Theaetetus was a Greek mathematician whose contributions on irrational lengths, discussed in Book X of Euclid's Elements, are considered his principal work. A good friend of Plato and Socrates, Theaetetus is the main character in Plato's Socratic dialogue, Theaetetus, which deals with the nature of knowledge.
Diocles was a Greek geometer and mathematician who is considered the first mathematician to prove a parabola's focal property. In geometry, a cubic plane curve called Cissoid of Diocles is named so in his honor. Although much of his work was destroyed, fragments of his book On burning mirrors went on to influence many Arabic mathematicians, including Ḥasan Ibn al-Haytham.
Ammonius Hermiae was a Greek philosopher and lecturer best remembered for delivering lectures on the works of imminent personalities like Aristotle, Plato, and Porphyry of Tyre. He also wrote commentaries on Platonic and Aristotelian works. Ammonius Hermiae is also credited with teaching several Neoplatonists like Olympiodorus of Thebes, Damascius, Simplicius of Cilicia, John Philoponus, and Asclepius of Tralles.
Conon of Samos was a Greek mathematician and astronomer best known for naming the constellation Coma Berenices. As a mathematician, Pappus credits Conon of Samos with the discovery of the spiral of Archimedes. Conon is also remembered for his friendship with the popular mathematician, Archimedes.
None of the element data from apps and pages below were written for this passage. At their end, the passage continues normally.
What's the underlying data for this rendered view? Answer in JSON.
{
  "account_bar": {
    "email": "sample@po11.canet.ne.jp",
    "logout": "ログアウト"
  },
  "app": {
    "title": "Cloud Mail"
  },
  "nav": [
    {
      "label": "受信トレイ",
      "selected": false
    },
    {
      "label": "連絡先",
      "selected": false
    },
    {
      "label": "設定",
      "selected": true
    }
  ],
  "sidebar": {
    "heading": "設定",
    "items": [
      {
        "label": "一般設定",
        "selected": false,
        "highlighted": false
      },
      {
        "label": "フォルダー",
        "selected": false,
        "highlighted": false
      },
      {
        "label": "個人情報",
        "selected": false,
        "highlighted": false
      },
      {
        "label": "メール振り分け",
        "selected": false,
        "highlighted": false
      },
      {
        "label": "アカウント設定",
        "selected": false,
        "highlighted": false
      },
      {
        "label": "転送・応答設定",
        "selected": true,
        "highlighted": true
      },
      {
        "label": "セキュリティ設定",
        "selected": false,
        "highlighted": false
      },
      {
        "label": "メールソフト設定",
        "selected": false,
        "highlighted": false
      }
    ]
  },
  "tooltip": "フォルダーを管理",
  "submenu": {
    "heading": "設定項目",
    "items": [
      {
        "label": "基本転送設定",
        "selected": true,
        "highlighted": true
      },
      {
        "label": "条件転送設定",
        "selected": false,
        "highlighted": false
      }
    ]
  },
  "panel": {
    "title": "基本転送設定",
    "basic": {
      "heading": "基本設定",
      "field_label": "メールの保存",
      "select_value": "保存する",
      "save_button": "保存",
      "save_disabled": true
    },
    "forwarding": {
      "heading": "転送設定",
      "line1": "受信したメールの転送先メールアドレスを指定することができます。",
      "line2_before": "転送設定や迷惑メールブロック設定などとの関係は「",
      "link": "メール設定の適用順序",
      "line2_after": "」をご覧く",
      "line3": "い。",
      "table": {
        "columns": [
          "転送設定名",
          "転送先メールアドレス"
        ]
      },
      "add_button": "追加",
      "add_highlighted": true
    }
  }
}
Byzantine theologian and historian Michael Glycas was from the Greek island of Corfu. Accused of conspiring against emperor Manuel I Komnenos, he was partially blinded and imprisoned but continued to write even while in prison. Verses from Prison and his chronicle remain his best-known works.
Greek pharmacologist and artist Crateuas is known to have drawn the first botanical illustrations. His written works offered classification of plants and described their medicinal properties, too. His books inspired later studies in pharmacology. He was also the official physician of the ruler of Pontus, Mithridates VI.
Born in Greece, Chrisanthi Avgerou later pursued her studies and research work in information systems in England. The LSE alumna is now a professor at the same institute. She is known for her research on the role of ICT in bringing about organizational change and socio-economic development.